chalk the arrow

chalk the arrow n Also chalk (and) arrows

= chalk corners n.

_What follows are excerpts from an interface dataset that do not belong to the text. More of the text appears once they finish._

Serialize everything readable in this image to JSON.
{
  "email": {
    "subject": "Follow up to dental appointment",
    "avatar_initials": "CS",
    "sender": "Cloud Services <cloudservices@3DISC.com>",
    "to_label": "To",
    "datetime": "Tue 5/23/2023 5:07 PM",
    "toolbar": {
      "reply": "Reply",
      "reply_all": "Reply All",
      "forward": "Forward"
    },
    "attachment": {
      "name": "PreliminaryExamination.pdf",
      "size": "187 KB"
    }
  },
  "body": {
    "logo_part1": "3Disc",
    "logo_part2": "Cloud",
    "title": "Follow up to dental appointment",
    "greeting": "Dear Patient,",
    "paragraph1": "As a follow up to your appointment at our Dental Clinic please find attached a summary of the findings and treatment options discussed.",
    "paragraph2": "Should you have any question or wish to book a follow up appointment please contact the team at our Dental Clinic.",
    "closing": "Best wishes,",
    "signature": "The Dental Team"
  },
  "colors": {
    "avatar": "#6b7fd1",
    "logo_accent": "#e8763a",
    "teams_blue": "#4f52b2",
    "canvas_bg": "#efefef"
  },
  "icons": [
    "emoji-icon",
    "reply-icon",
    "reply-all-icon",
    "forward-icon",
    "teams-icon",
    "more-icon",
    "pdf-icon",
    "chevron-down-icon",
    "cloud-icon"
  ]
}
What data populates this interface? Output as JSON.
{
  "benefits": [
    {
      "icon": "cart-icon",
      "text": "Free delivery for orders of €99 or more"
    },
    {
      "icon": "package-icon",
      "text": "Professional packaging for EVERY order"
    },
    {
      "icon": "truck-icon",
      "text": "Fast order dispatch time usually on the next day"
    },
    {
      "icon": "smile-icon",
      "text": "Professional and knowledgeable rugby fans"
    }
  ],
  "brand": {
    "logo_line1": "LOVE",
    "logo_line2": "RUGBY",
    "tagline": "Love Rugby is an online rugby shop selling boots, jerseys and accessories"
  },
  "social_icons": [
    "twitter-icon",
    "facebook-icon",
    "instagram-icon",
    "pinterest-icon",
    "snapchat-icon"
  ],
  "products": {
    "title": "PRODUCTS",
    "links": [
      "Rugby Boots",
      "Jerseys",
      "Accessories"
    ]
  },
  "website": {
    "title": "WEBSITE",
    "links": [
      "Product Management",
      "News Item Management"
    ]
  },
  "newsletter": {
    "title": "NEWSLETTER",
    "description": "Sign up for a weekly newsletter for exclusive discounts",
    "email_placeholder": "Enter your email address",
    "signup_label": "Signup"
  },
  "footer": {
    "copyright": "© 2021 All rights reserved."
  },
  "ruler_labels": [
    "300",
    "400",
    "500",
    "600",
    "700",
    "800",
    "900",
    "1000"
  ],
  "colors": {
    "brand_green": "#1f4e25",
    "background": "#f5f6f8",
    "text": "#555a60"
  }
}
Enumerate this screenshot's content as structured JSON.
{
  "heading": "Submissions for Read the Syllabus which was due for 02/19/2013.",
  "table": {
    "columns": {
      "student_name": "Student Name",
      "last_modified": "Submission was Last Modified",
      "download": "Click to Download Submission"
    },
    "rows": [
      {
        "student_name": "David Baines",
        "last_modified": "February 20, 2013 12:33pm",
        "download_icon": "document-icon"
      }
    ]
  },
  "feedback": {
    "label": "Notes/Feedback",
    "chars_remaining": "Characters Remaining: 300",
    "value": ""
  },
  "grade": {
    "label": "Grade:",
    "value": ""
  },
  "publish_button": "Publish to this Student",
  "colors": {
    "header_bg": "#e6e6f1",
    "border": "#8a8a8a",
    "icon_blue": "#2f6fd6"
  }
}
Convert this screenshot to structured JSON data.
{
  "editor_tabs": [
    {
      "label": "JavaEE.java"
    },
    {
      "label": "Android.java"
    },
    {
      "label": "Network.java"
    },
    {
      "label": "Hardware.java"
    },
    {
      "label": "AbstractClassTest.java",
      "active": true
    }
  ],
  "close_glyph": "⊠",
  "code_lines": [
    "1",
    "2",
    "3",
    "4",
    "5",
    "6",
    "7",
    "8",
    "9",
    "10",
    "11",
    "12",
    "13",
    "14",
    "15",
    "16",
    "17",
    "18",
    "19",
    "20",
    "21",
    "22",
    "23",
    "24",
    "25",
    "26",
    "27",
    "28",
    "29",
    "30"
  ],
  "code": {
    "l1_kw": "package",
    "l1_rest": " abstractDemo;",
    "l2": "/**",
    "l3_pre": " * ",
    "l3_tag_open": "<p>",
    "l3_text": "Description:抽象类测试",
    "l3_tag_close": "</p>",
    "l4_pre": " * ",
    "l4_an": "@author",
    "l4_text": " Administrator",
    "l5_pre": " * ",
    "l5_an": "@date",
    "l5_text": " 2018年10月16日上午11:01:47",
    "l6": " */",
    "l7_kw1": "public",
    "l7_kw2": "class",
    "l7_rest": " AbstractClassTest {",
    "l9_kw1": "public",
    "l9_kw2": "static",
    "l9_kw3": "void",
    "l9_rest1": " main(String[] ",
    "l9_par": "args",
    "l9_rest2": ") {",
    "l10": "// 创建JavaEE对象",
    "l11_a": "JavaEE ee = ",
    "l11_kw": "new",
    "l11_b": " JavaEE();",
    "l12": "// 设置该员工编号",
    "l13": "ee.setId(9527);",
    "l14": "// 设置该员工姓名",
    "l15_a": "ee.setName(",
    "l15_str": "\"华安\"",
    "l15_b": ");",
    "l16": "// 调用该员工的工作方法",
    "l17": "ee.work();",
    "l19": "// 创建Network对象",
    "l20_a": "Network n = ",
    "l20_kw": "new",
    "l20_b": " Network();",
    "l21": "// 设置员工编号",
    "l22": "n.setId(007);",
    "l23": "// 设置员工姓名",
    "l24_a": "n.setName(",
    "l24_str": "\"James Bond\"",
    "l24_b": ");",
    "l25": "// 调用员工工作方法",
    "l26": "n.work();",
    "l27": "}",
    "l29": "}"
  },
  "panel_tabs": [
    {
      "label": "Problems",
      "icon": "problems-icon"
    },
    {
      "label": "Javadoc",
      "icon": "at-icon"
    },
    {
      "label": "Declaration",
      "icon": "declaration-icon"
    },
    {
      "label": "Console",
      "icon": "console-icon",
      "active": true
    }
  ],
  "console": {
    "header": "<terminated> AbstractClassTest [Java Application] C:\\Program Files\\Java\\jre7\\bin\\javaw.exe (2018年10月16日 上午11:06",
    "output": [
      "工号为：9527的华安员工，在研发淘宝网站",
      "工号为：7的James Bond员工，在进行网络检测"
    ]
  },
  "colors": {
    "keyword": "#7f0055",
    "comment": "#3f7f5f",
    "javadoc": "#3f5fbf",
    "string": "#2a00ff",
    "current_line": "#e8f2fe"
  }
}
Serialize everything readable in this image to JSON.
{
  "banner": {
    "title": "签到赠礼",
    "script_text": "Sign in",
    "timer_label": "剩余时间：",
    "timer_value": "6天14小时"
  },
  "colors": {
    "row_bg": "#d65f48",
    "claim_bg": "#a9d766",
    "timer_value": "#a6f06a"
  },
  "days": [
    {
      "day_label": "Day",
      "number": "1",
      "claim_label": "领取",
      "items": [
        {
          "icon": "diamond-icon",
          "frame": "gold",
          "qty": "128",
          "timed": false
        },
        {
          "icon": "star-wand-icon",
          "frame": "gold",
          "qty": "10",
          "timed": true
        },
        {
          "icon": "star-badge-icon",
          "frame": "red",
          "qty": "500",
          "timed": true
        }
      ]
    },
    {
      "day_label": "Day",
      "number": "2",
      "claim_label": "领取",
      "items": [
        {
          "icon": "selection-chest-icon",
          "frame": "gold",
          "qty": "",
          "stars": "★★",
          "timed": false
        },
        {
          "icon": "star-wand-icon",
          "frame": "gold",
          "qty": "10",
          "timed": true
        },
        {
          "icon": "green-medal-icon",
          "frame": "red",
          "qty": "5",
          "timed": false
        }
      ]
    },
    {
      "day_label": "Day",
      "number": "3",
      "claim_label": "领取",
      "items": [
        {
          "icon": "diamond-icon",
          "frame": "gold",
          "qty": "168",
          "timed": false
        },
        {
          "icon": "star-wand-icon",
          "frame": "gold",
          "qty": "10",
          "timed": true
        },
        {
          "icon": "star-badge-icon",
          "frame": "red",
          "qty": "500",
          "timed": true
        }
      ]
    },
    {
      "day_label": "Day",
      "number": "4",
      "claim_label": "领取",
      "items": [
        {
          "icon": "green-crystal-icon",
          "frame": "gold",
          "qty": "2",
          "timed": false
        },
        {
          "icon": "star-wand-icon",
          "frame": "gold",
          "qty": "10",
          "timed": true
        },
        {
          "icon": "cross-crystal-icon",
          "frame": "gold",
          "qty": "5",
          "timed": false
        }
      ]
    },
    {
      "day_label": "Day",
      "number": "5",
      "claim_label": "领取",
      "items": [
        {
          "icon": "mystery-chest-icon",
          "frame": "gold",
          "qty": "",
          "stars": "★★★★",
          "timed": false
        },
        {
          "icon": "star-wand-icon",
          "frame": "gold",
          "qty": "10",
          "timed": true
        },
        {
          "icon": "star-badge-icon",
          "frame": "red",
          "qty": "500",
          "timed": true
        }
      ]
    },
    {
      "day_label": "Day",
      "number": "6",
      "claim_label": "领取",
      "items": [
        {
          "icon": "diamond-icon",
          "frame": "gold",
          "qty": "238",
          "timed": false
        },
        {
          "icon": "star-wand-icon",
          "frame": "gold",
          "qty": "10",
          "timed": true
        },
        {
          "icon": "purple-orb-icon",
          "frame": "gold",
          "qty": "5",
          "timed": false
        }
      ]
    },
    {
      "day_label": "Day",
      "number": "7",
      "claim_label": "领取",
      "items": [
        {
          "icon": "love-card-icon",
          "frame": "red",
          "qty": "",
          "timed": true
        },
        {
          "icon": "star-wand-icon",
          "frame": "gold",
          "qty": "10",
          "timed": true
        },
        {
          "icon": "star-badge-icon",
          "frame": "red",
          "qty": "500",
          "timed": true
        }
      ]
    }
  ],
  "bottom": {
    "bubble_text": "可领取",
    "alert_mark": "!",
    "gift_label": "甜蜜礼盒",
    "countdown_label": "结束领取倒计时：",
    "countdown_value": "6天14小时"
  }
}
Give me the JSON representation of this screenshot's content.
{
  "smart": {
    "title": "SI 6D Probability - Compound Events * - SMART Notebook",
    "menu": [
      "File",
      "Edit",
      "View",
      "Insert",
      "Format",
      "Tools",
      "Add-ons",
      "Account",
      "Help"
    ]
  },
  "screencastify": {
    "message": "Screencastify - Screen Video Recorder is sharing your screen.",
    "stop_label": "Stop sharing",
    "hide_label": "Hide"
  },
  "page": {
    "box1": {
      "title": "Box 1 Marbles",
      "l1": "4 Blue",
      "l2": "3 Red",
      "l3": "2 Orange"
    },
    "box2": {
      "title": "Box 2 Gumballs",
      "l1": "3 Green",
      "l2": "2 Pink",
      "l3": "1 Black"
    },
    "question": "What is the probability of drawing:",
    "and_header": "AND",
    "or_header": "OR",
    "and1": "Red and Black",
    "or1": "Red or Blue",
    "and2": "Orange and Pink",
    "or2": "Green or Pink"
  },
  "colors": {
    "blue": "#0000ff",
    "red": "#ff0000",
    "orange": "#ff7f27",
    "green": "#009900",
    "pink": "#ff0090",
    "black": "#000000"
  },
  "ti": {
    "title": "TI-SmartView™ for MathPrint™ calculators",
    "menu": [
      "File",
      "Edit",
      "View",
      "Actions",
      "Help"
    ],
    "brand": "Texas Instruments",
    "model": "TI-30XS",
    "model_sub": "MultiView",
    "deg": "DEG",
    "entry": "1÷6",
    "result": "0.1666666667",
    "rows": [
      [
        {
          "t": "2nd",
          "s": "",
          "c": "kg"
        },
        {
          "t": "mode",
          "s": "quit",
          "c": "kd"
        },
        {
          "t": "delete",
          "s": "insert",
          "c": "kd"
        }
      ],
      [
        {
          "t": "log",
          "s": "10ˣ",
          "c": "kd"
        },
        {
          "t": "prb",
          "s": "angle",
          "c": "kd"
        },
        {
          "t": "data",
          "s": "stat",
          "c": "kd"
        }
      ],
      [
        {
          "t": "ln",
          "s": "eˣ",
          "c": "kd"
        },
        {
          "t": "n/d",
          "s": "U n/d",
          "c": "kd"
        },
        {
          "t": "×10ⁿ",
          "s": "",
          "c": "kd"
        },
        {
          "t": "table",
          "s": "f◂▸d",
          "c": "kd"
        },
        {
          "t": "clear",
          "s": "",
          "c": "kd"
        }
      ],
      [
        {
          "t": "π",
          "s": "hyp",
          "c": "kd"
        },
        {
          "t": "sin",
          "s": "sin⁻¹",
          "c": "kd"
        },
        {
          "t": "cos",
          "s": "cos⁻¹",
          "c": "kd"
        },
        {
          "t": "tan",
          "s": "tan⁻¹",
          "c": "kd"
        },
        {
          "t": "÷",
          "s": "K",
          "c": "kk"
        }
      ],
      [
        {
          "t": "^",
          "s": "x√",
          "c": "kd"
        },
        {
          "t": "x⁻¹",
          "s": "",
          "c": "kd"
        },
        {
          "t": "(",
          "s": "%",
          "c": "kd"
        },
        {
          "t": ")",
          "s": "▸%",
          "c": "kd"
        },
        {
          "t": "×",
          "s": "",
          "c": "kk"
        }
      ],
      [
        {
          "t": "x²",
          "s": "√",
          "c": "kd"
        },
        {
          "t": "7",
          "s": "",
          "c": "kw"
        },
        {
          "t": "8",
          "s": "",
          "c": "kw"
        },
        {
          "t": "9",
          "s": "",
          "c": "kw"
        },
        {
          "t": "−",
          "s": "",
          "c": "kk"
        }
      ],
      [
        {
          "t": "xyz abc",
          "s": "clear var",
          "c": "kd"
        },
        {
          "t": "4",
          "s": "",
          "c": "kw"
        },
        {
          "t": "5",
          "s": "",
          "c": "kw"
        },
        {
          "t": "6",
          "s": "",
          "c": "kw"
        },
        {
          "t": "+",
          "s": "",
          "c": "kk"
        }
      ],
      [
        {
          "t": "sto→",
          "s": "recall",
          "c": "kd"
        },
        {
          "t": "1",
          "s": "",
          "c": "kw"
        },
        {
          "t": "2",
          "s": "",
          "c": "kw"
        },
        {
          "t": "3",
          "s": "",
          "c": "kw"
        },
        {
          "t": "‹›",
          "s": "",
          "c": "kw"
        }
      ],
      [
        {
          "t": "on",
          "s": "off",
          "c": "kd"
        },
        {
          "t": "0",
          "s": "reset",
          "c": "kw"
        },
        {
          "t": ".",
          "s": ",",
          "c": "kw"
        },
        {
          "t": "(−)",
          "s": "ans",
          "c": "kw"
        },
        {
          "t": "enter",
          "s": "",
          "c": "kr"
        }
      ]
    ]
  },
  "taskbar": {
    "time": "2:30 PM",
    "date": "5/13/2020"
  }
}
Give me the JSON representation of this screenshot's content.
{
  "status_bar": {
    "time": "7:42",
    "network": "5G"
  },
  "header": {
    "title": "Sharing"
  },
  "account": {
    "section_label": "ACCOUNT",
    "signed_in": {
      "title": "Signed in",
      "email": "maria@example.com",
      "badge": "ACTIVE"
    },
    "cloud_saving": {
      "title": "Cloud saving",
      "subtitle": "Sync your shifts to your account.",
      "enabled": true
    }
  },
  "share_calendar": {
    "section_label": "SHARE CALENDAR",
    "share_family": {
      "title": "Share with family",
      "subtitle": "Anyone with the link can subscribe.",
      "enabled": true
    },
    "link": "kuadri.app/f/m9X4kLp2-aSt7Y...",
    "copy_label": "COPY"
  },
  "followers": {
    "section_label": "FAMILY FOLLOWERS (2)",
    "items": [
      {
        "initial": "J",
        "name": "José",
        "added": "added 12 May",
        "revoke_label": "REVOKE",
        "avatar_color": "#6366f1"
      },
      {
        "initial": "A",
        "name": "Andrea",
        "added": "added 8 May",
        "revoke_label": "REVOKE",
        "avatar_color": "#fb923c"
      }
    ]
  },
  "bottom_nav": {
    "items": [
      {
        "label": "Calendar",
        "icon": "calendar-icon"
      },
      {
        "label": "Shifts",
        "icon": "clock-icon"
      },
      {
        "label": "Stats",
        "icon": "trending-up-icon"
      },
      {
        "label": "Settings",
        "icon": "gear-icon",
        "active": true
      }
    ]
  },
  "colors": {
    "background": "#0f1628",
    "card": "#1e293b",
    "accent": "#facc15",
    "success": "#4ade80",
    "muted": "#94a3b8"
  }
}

1917 Boy Scouts Amer. Official Hdbk. 409, Chalk the Arrow—This is usually played in the city streets, one player running and trying to keep out of sight of the others who follow. The runner is given time to disappear around the first corner before the others start after him, and at every corner he turns he marks (with chalk) an arrow pointing in the direction he takes. Those pursuing follow by the arrow, the first one seeing him being the runner for the next time. 1924 Hope Dispatch (Hope KS) 27 Mar 1/5, The [Boy Scout] meeting was followed by a lively game of “chalk the arrow.” 1930 Albuquerque Jrl. (NM) 16 Mar 9/1, [Minutes of Boy Scout meeting:] After discussing some business matters, we went outside and played “Chalk and Arrows” for about twenty minutes. 1976 Des Moines Register (IA) 29 Feb sec C 9/3, Chalk arrows—Four other readers sent in variations on the same game, called “Follow the Arrow,” “Chalk the Rabbit,” and “Chalk the Corner.” In all four games, one side, equipped with pieces of chalk, would be given a five-minute head start. The other side would then follow them. The first side gave clues to their route by chalking arrows on the pavement that the other side had to find. The chase went all over town, until the first side drew a circle with four arrows pointing in different directions, or a similar mark. This signified that the chalking side had gone to ground and it was up to the following side to find them.